Alabama withdrew triage guidelines that recommend deprioritizing care and life-saving equipment for intellectually disabled individuals on Wednesday following backlash from disability advocates.
The move, ordered by the Office for Civil Rights (OCR) at the U.S. Department of Health and Human Services (HHS), represents progress for the disabled community, which has encountered fresh obstacles in the way of equitable care during the coronavirus pandemic. But advocates say there is still work to be done to ensure disabled Americans aren’t overlooked as hospitals and the nation’s health care infrastructure reach a breaking point.
“OCR made clear to Alabama and states and hospitals across the country that excluding people with disabilities from access to life-saving treatment is illegal and intolerable,” Shira Wakschlag, director of legal advocacy and associate general counsel at The Arc said in a statement. “This is an important first step and we call on the Governor to meet with the disability community in developing transparent and clear guidance on how to implement these non-discrimination requirements in the event that rationing of ventilators becomes necessary.”
The Arc was one of the advocacy organizations to file complaints with HHS upon finding discriminatory provisions in the plans various states have drafted for prioritizing who receives care during times of crisis when resources are low.
Alabama’s plan, entitled “Criteria for Mechanical Ventilator Triage Following Proclamation of Mass-Casualty Respiratory Emergency,” deprioritized people with intellectual disabilities for live-saving intervention in the event that the state runs low on ventilators or other resources. The plan, as re-uploaded by the Center for Public Integrity after Alabama Public Health removed it from its website, read that “persons with severe or profound mental retardation, moderate to severe dementia, or catastrophic neurological complications...are unlikely candidates for ventilator support.”
In the Arc’s complaint against Alabama, filed with HHS on March 24, the group asserts that the guidelines violate the Americans with Disabilities Act, the Rehabilitation Act, and the Affordable Care Act by recommending exclusion from treatment for people based only on their disabilities, rather than on a more individualized assessment of their condition. Furthermore, the complaint alleges the criteria for excluding disabled people is based on “misguided assumptions about the quality of life, the value of life, the prospects for survival, and the resource needs of people with disabilities.”
“Disability is a natural part of the human condition. It does not signify the absence of health or the absence of a vibrant life. To put out policies that specifically say we will not provide a ventilator or lifesaving care to someone who has an intellectual disability -- that’s just saying we are going to prioritize lives we think are more valuable over the lives of people with disabilities,” said Maria Town, president and CEO of disability rights organization American Association of People with Disabilities.

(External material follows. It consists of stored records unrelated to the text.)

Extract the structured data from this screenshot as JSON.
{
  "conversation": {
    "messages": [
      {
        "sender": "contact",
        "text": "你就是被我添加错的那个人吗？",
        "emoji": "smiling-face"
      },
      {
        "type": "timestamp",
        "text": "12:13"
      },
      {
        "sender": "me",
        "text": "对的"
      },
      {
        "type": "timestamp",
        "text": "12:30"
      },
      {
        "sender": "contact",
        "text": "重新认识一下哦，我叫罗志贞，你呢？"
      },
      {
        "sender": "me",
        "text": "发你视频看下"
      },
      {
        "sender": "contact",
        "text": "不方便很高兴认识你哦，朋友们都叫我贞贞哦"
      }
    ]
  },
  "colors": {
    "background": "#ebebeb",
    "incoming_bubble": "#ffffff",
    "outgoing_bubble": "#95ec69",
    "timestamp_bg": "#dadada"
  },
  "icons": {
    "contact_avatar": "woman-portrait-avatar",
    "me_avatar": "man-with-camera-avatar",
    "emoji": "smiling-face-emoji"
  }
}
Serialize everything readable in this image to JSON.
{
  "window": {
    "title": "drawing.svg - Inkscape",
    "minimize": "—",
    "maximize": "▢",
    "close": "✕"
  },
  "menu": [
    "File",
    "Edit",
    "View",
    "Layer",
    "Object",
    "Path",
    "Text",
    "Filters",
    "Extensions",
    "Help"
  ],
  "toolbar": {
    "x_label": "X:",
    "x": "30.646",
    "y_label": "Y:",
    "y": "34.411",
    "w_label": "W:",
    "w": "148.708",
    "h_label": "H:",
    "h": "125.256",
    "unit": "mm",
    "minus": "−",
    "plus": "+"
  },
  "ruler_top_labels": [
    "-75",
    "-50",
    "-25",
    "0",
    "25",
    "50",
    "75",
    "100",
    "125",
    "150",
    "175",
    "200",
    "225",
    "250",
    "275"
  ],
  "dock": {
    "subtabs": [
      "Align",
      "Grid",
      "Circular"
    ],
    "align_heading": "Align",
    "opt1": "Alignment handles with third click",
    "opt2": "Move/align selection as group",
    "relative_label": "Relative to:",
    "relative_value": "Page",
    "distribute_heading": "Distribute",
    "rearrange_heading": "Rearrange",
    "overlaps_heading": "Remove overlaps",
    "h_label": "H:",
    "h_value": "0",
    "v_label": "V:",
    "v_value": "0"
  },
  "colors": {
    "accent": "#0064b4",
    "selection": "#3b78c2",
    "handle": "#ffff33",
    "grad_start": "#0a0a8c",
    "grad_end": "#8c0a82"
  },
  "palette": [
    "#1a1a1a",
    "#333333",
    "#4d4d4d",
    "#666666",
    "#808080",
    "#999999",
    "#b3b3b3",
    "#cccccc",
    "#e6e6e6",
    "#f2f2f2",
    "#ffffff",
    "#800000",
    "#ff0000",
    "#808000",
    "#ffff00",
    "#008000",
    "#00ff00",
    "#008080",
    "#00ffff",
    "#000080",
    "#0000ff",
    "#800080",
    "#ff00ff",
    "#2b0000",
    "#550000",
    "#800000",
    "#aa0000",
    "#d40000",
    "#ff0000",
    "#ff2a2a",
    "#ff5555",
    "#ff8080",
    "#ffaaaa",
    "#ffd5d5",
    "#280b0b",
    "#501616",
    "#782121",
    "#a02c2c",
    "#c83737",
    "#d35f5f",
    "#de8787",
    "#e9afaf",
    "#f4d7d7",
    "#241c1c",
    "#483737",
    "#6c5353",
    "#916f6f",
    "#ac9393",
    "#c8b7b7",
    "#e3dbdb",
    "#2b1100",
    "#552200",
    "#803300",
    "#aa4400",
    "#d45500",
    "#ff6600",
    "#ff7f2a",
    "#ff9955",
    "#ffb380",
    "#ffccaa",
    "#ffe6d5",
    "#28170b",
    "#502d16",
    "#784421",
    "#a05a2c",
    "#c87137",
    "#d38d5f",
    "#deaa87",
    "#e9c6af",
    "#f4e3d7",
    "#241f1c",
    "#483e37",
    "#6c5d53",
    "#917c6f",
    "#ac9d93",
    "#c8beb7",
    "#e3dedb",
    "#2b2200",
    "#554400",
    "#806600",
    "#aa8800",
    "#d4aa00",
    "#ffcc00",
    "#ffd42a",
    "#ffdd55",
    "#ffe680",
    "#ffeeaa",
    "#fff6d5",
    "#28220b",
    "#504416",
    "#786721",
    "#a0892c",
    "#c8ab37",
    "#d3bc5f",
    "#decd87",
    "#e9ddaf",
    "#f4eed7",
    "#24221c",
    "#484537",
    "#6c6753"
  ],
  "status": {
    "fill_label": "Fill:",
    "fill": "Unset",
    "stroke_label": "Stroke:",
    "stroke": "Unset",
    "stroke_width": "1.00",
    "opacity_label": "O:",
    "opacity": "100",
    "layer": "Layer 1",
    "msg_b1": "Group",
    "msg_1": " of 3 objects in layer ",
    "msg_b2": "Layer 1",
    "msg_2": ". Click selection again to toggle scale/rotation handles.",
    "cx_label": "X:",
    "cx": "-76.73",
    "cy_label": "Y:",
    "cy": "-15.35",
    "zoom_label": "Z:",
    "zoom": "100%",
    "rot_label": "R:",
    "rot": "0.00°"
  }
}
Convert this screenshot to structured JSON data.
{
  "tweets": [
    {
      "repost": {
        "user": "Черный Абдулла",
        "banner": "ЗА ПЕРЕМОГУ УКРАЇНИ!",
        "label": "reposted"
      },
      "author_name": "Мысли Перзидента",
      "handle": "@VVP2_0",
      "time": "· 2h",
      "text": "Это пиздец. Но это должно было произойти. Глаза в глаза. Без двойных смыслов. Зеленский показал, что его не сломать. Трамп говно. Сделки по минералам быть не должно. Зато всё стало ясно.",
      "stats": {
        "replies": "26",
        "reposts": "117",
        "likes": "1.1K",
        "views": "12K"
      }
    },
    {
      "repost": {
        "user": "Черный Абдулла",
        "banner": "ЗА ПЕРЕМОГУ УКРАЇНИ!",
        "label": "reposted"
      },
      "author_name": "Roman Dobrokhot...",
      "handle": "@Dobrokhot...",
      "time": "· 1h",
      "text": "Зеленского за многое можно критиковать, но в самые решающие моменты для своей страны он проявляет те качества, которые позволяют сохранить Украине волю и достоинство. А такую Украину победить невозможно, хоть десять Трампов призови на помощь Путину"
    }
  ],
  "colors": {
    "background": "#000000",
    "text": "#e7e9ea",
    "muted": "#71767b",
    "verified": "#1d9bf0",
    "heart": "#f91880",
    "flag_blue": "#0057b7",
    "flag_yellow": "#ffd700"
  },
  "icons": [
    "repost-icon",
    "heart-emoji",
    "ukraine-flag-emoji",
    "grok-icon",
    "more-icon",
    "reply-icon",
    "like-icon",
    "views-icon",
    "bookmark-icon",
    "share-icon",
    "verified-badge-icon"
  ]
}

Shortly after the complaints from various states came flooding in, HHS released a bulletin reminding state programs to adhere to laws prohibiting discrimination in spite of the unprecedented nature of the coronavirus pandemic. Alabama Public Health subsequently withdrew links to the guidelines from its website as required by HHS’ Office of Civil Rights and clarified that the criteria are no longer in effect.
“All people deserve compassion and equal respect, and with this in mind, the allocation of care cannot discriminate based on race, color, national origin, disability, age, sex, exercise of conscience or religion. This includes the use of ventilators during medical emergencies in addressing the needs of at-risk populations in Alabama,” Dr. Scott Harris, state health officer of the Alabama Department of Public Health, said in a statement.
Alabama’s plan drew attention for its especially troubling language, but The Arc’s Wakschlag said triage guidelines from other states including Kansas, Tennessee, Utah, and Washington are problematic in other ways.
Some states’ guidelines equate quality of life with prognosis of survival following medical intervention. Just because someone requires support from a caretaker for daily activities, for example, doesn’t necessarily mean they are less likely to survive when intubated, Wakschlag said. Similarly, relying too heavily on the likelihood of long-term survival opens the door to discrimination, because some disabilities can impact longevity. In some states, guidelines would permit ventilator reallocation from individuals who regularly rely on ventilator support to able-bodied individuals in the event that both fall ill.
“This is not a new concern. People with disabilities have long been advocating to make sure discrimination and bias was not at play when receiving medical treatment,” Wakschlag said.
“When things are so urgent and happening so quickly and the decisions are so difficult, that’s when I think it is so important to have clear guidelines, which the federal government did issue.”
So what can be done to prevent discrimination against disabled Americans in times of crisis? Short-term, groups like The Arc plan to continue flagging discriminatory provisions in triage plans, like Alabama’s. But long-term, Wakschlag and Town urged authorities to include disabled voices when drafting important public policy like triage plans at the state level, or even the federal stimulus bill, which disability advocates said glossed over the needs of the community.
“A pandemic and disasters do not mean you can curtail civil rights. The disability community is just one of many communities for whom when disaster strikes they become very scared,” Town said. “People who are overweight, people who are trans — anyone who has a body that is seen as non-compliant or less than is at risk here.”